Contextually, the film weaves a love theme, with a mixture of local and universal flavours, craftily packaged for a global audience. Its cinematography highlights the familiar sites and sounds of the mega-city of Lagos; setting the scene for its universal appeal.

The storyline is a familiar one of the twists and turns between two young lovers, Ope (Zainab Balogun), a ‘returnee’ trained chef from abroad, and Deji (Kenneth Okolie), a suave, successful entrepreneur. Their courtship is spiced with sub-themes revolving around various supportive and meddling characters.

Ope’s mother, Rose Adeniyi (Rachel Oniga), is the recognisable, true-to-type of all fretful mothers of marriageable daughters, irrespective of race, creed or nationality. It’s a role she plays to perfection, with anticipation of her strut and puff as the ‘mother of the bride’, basking in the imagined grandeur of her daughter’s wedding day.

Her husband and co-owner of The Royal Hibiscus Hotel, Chief Segun Adeniyi (Jide Kosoko), is distracted with impending bankruptcy and its attendant consequences – mainly the loss of the hotel. Both play their roles as an ageing couple to perfection, with petty squabbles and romantic banter which leave little to the imagination.

The film’s main attribute is the crafting of all aspects of the film – from the casting of roles, e.g. the hotel receptionist, Chika (Lala Akindoju), turning a minor role into a memorable one that elicited applause every time she was on the prowl for a ‘manhandle’; to comic, romantic banter between Ope’s parents, with the gracefully ageing mother and wife being as spritely and flirtatious as a young wife.

On display too, is the Nigerian sense of grandeur, dignity and self-assurance through the hyperbolic naming of the hotel – The Royal Hibiscus Hotel. In traditional parlance, it is not a flight of fancy; it is about taking pride in one’s achievement, no matter how insignificant it may seem to onlookers.

The Royal Hibiscus Hotel is deftly handled by director Ishaya Bako and succeeds on almost every level; where each character, scene, costume and bit of humour merge to make the film enjoyable and memorable.
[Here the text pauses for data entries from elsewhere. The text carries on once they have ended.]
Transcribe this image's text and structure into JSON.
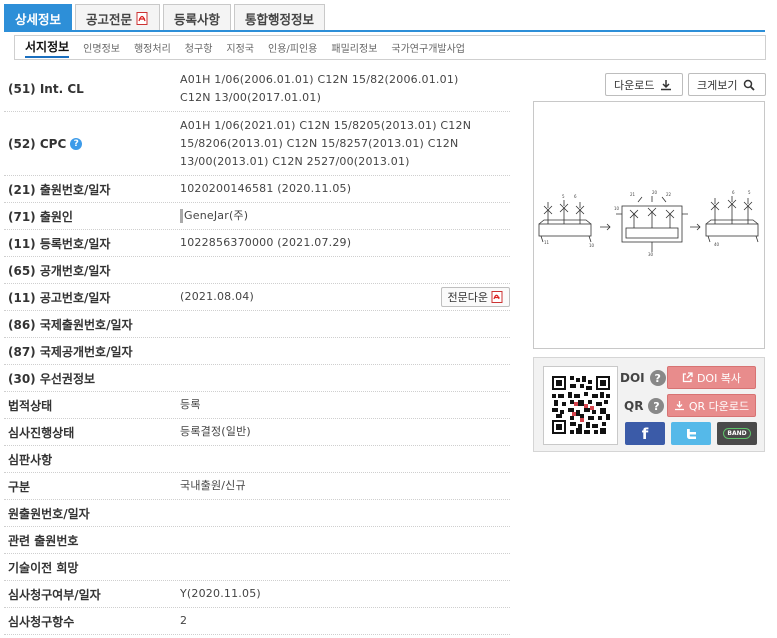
{
  "tabs": [
    {
      "label": "상세정보",
      "active": true
    },
    {
      "label": "공고전문",
      "active": false,
      "pdf": true
    },
    {
      "label": "등록사항",
      "active": false
    },
    {
      "label": "통합행정정보",
      "active": false
    }
  ],
  "subtabs": [
    "서지정보",
    "인명정보",
    "행정처리",
    "청구항",
    "지정국",
    "인용/피인용",
    "패밀리정보",
    "국가연구개발사업"
  ],
  "fields": [
    {
      "key": "(51) Int. CL",
      "lines": [
        "A01H 1/06(2006.01.01) C12N 15/82(2006.01.01)",
        "C12N 13/00(2017.01.01)"
      ]
    },
    {
      "key": "(52) CPC",
      "help": true,
      "lines": [
        "A01H 1/06(2021.01) C12N 15/8205(2013.01) C12N",
        "15/8206(2013.01) C12N 15/8257(2013.01) C12N",
        "13/00(2013.01) C12N 2527/00(2013.01)"
      ]
    },
    {
      "key": "(21) 출원번호/일자",
      "lines": [
        "1020200146581 (2020.11.05)"
      ]
    },
    {
      "key": "(71) 출원인",
      "lines": [
        "GeneJar(주)"
      ],
      "bar": true
    },
    {
      "key": "(11) 등록번호/일자",
      "lines": [
        "1022856370000 (2021.07.29)"
      ]
    },
    {
      "key": "(65) 공개번호/일자",
      "lines": [
        ""
      ]
    },
    {
      "key": "(11) 공고번호/일자",
      "lines": [
        "(2021.08.04)"
      ],
      "fulltext": "전문다운"
    },
    {
      "key": "(86) 국제출원번호/일자",
      "lines": [
        ""
      ]
    },
    {
      "key": "(87) 국제공개번호/일자",
      "lines": [
        ""
      ]
    },
    {
      "key": "(30) 우선권정보",
      "lines": [
        ""
      ]
    },
    {
      "key": "법적상태",
      "lines": [
        "등록"
      ]
    },
    {
      "key": "심사진행상태",
      "lines": [
        "등록결정(일반)"
      ]
    },
    {
      "key": "심판사항",
      "lines": [
        ""
      ]
    },
    {
      "key": "구분",
      "lines": [
        "국내출원/신규"
      ]
    },
    {
      "key": "원출원번호/일자",
      "lines": [
        ""
      ]
    },
    {
      "key": "관련 출원번호",
      "lines": [
        ""
      ]
    },
    {
      "key": "기술이전 희망",
      "lines": [
        ""
      ]
    },
    {
      "key": "심사청구여부/일자",
      "lines": [
        "Y(2020.11.05)"
      ]
    },
    {
      "key": "심사청구항수",
      "lines": [
        "2"
      ]
    }
  ],
  "panel": {
    "download_label": "다운로드",
    "zoom_label": "크게보기",
    "doi_label": "DOI",
    "qr_label": "QR",
    "doi_copy_label": "DOI 복사",
    "qr_download_label": "QR 다운로드",
    "band_label": "BAND"
  },
  "colors": {
    "accent": "#2d8fd8",
    "doi_button": "#e88c8c",
    "facebook": "#3b5ba8",
    "twitter": "#55b9e9",
    "band": "#4a4a4a"
  }
}
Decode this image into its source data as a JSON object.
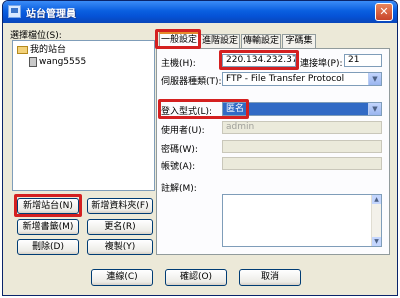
{
  "window": {
    "title": "站台管理員",
    "close_glyph": "✕"
  },
  "sidebar": {
    "select_label": "選擇檔位(S):",
    "tree": {
      "root": "我的站台",
      "child": "wang5555"
    },
    "buttons": {
      "new_site": "新增站台(N)",
      "new_folder": "新增資料夾(F)",
      "new_bookmark": "新增書籤(M)",
      "rename": "更名(R)",
      "delete": "刪除(D)",
      "copy": "複製(Y)"
    }
  },
  "tabs": [
    {
      "label": "一般設定",
      "active": true
    },
    {
      "label": "進階設定",
      "active": false
    },
    {
      "label": "傳輸設定",
      "active": false
    },
    {
      "label": "字碼集",
      "active": false
    }
  ],
  "form": {
    "host_label": "主機(H):",
    "host_value": "220.134.232.37",
    "port_label": "連接埠(P):",
    "port_value": "21",
    "server_type_label": "伺服器種類(T):",
    "server_type_value": "FTP - File Transfer Protocol",
    "login_type_label": "登入型式(L):",
    "login_type_value": "匿名",
    "user_label": "使用者(U):",
    "user_value": "admin",
    "password_label": "密碼(W):",
    "account_label": "帳號(A):",
    "comment_label": "註解(M):"
  },
  "footer": {
    "connect": "連線(C)",
    "ok": "確認(O)",
    "cancel": "取消"
  },
  "colors": {
    "highlight_border": "#d42020",
    "selection": "#316ac5",
    "title_bar": "#0a5fe0"
  }
}
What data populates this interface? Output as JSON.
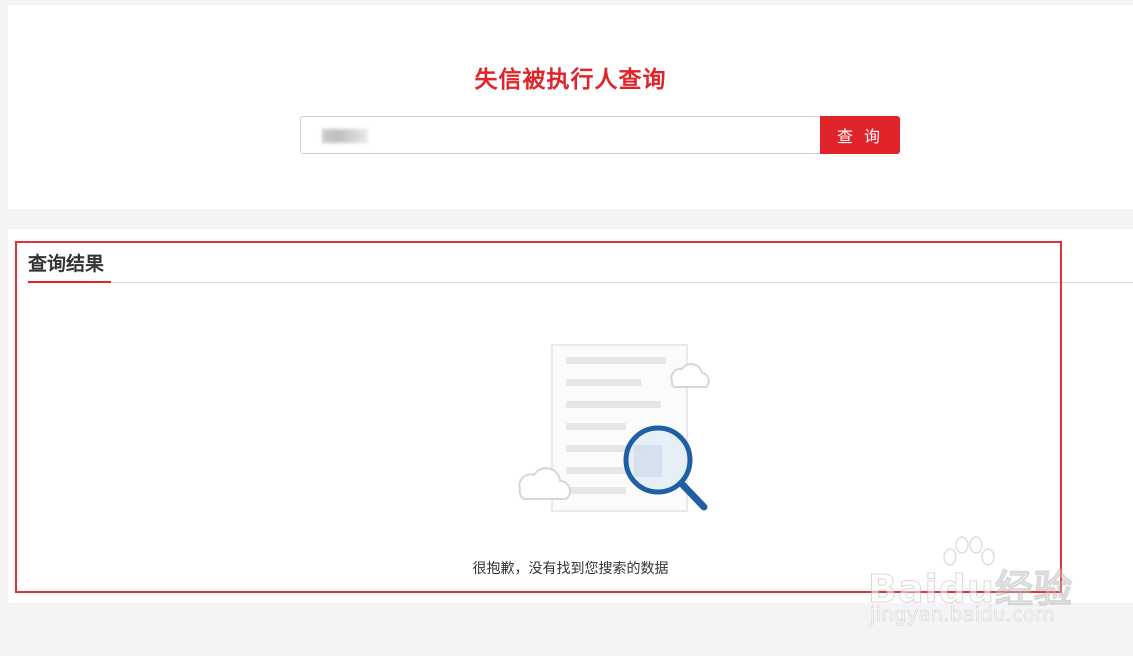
{
  "search": {
    "title": "失信被执行人查询",
    "input_value": "",
    "button_label": "查 询"
  },
  "results": {
    "header": "查询结果",
    "empty_message": "很抱歉，没有找到您搜索的数据"
  },
  "watermark": {
    "brand": "Baidu经验",
    "url": "jingyan.baidu.com"
  },
  "colors": {
    "accent": "#e0242a",
    "magnifier": "#1f5fa6"
  },
  "icons": [
    "document-icon",
    "magnifier-icon",
    "cloud-icon",
    "baidu-paw-icon"
  ]
}
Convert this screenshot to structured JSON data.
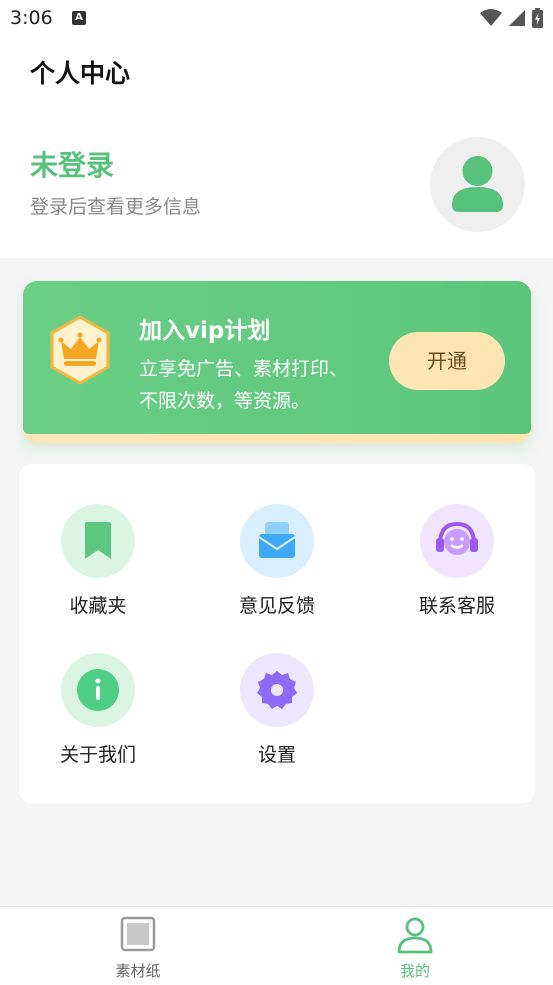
{
  "status_bar": {
    "time": "3:06",
    "notification_letter": "A"
  },
  "header": {
    "title": "个人中心"
  },
  "profile": {
    "login_title": "未登录",
    "login_subtitle": "登录后查看更多信息"
  },
  "vip": {
    "title": "加入vip计划",
    "desc_line1": "立享免广告、素材打印、",
    "desc_line2": "不限次数，等资源。",
    "button_label": "开通"
  },
  "menu": {
    "favorites": "收藏夹",
    "feedback": "意见反馈",
    "support": "联系客服",
    "about": "关于我们",
    "settings": "设置"
  },
  "tabbar": {
    "materials": "素材纸",
    "mine": "我的",
    "active_color": "#57c27c",
    "inactive_color": "#666666"
  }
}
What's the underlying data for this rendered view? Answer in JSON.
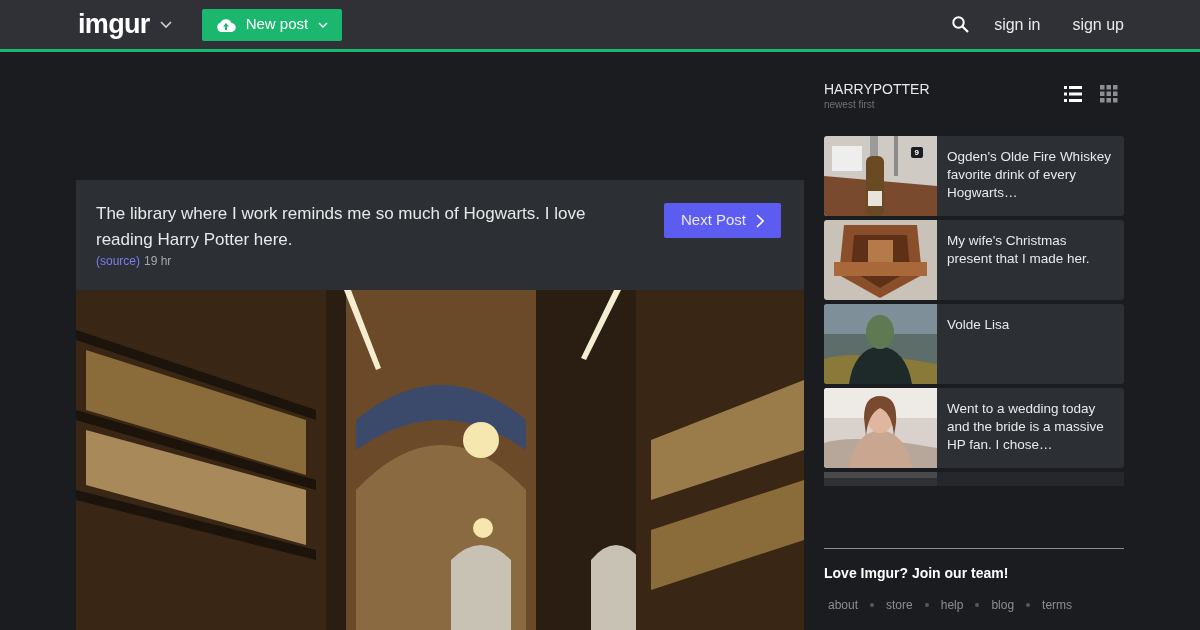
{
  "topbar": {
    "logo": "imgur",
    "new_post": "New post",
    "sign_in": "sign in",
    "sign_up": "sign up"
  },
  "post": {
    "title": "The library where I work reminds me so much of Hogwarts. I love reading Harry Potter here.",
    "source": "(source)",
    "time": "19 hr",
    "next": "Next Post"
  },
  "sidebar": {
    "tag": "HARRYPOTTER",
    "sort": "newest first",
    "views": [
      {
        "kind": "list",
        "selected": true
      },
      {
        "kind": "grid",
        "selected": false
      }
    ],
    "items": [
      {
        "title": "Ogden's Olde Fire Whiskey favorite drink of every Hogwarts…",
        "count": "9"
      },
      {
        "title": "My wife's Christmas present that I made her."
      },
      {
        "title": "Volde Lisa"
      },
      {
        "title": "Went to a wedding today and the bride is a massive HP fan. I chose…"
      }
    ],
    "promo": "Love Imgur? Join our team!",
    "links": [
      "about",
      "store",
      "help",
      "blog",
      "terms"
    ]
  }
}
It also wears a badge of global excellence, by being one of the three recognised movies from Africa at the Toronto International Film Festival (TIFF). The other two were from South Africa and Senegal, with major support from Europe.

EbonyLife Films’ Royal Hibiscus Hotel was Nigeria’s successful submission at the film festival. Living up to the import of being Nigeria’s ambassador at the TIFF, it paraded a list of current, notable Nigerian actors, displayed a well-executed theme of love and scaled the critical test amongst equals. It flew the Nigerian flag as a testimony of our long and notable history of theatre arts excellence, which encompasses drama, dance, artistes and playwrights – the most recognised of which is Nobel Laureate, Prof. Wole Soyinka.

However, the food for thought, provided by The Royal Hibiscus Hotel and relevant to the current state of our performing arts, is consistency in production quality, in order to remain a competitive regional/global player. A starting point is a mindset like Mo Abudu’s, which employs filmmaking as a viable commodity of exchange in the regional and international entertainment business grid. The current wave of revival, surging through Nigerian filmmaking and the performing arts, must be encouraged and sustained through purposeful patronage of both.

Significantly, the real import of The Royal Hibiscus Hotel goes beyond its entertainment value. A reality check shows that, in spite of the mushrooming of Nigerian embassies globally, our membership in international and regional bodies, and our vast population with natural existential diversities, Nigeria is largely perceived as monolithic and is best known for duplicity.

EbonyLifeFilms is gradually, but steadily, becoming one of Nigeria’s veritable canvases, showcasing ‘who we are, what we look like, how we think and how we live’. That is the measure of what EbonyLife Films does to put a stamp on our existential identity as a PEOPLE and a NATION.